** RECORDS FOR THE TASK follows **

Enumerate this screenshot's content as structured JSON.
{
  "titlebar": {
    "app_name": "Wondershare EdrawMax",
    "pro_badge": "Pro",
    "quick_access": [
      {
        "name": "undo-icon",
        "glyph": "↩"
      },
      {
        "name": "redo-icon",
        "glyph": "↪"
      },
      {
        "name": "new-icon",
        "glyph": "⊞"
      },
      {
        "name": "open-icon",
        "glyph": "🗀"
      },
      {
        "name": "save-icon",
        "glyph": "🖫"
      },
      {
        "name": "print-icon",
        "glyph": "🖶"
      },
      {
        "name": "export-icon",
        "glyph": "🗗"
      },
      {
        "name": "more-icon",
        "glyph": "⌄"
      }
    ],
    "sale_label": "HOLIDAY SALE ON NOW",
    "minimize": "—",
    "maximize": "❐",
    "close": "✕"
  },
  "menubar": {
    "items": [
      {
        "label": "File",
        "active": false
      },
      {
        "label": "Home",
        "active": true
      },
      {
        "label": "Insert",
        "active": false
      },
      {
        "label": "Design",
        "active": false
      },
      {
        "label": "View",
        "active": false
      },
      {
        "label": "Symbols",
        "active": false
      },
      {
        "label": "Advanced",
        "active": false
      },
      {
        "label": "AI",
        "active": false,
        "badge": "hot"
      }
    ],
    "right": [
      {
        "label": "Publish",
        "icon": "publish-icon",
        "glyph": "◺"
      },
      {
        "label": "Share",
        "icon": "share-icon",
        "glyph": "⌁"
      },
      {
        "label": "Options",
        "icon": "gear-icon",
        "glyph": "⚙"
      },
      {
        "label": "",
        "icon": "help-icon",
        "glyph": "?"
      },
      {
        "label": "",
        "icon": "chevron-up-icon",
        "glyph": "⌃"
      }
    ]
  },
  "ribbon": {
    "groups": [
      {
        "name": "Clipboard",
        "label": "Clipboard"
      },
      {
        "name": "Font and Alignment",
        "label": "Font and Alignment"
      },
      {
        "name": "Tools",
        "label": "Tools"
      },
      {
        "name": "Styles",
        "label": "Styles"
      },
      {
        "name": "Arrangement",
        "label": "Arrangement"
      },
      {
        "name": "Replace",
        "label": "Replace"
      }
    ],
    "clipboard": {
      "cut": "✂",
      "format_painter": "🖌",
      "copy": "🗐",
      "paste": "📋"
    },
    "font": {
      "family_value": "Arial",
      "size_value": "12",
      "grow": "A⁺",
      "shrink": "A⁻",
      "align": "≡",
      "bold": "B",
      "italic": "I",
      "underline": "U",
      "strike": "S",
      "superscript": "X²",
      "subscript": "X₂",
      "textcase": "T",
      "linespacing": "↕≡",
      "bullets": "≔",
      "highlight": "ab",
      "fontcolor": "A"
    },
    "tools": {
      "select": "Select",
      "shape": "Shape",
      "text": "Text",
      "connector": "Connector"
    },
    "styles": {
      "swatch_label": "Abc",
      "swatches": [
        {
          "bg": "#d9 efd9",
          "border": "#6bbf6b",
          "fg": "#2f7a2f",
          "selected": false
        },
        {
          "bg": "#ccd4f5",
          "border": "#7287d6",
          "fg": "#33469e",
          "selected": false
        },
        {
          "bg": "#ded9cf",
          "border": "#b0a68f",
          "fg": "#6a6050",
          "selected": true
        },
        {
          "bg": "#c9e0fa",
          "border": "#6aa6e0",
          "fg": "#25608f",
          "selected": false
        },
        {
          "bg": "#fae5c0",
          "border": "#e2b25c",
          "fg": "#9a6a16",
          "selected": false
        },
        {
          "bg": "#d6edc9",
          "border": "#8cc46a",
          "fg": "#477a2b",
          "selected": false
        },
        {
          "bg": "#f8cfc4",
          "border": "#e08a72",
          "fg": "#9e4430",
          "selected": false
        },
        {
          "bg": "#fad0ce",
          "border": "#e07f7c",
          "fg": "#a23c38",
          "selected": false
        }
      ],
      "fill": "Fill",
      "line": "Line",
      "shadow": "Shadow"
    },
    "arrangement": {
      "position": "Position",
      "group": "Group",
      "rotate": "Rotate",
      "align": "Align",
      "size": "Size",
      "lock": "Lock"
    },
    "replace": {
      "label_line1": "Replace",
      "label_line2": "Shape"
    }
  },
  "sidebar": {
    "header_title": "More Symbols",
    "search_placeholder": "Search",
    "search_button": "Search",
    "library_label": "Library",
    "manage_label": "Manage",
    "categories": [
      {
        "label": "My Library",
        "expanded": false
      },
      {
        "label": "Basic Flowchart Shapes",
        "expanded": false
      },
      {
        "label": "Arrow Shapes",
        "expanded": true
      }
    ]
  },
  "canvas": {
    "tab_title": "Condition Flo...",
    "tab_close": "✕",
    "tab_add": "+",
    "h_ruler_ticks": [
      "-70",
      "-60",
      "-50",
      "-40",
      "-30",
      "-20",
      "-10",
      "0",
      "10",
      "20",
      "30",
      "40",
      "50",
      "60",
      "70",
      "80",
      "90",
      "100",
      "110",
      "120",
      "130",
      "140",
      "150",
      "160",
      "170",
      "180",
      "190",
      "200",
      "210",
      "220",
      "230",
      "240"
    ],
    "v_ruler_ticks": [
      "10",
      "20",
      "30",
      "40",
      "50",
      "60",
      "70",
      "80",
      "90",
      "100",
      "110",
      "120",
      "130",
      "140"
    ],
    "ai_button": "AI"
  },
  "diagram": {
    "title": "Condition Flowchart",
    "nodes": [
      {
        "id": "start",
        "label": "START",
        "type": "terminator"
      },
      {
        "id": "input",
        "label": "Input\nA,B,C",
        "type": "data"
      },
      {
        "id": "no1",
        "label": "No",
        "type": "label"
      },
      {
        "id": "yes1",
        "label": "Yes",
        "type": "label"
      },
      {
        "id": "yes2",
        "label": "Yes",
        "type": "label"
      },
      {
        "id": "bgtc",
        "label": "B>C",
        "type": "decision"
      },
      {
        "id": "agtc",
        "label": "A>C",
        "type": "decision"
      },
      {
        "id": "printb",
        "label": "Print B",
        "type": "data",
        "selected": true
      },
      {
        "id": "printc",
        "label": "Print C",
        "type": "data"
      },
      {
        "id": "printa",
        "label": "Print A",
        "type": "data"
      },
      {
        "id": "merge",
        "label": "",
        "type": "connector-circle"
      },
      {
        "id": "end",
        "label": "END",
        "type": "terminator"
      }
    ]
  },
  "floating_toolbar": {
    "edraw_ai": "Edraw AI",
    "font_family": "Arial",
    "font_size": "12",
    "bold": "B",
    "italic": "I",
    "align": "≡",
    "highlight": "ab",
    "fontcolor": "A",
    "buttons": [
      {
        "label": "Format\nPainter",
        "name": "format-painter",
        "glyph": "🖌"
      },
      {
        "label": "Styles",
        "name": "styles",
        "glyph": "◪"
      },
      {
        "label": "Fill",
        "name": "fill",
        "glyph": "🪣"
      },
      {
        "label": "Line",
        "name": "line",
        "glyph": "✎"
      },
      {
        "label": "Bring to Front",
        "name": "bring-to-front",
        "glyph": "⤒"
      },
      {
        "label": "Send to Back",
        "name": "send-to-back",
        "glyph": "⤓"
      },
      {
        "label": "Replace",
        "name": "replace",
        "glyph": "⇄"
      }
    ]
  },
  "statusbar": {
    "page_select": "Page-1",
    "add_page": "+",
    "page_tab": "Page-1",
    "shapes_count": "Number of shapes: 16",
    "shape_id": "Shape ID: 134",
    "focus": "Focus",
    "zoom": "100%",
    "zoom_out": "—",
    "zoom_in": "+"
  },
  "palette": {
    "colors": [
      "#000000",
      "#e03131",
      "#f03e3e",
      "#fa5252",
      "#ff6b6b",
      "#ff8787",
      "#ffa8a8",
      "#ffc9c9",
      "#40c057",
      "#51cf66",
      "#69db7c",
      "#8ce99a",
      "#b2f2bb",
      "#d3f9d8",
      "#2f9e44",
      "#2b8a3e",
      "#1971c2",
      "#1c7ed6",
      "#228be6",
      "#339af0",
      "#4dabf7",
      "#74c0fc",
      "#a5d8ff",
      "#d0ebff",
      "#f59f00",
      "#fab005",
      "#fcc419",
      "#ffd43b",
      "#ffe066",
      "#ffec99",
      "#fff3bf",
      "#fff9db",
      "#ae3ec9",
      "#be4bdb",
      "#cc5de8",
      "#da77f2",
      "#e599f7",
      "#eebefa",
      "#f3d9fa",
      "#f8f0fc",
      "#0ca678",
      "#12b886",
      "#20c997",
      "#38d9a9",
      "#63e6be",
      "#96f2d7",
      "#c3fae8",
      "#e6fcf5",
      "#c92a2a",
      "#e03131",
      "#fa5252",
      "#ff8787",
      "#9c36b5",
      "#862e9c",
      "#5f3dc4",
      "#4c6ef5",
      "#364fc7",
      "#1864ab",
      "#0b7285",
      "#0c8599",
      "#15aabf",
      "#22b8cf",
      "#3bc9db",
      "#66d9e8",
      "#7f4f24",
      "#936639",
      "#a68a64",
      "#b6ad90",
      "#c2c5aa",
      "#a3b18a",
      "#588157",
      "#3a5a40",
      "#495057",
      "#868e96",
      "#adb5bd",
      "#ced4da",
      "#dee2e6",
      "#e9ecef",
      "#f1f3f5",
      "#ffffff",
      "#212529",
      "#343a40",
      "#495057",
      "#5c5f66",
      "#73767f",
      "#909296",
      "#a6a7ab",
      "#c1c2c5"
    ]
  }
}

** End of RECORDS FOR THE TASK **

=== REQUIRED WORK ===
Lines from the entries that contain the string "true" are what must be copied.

=== OUTPUT OF THE TASK ===
        "active": true
          "selected": true
        "expanded": true
        "selected": true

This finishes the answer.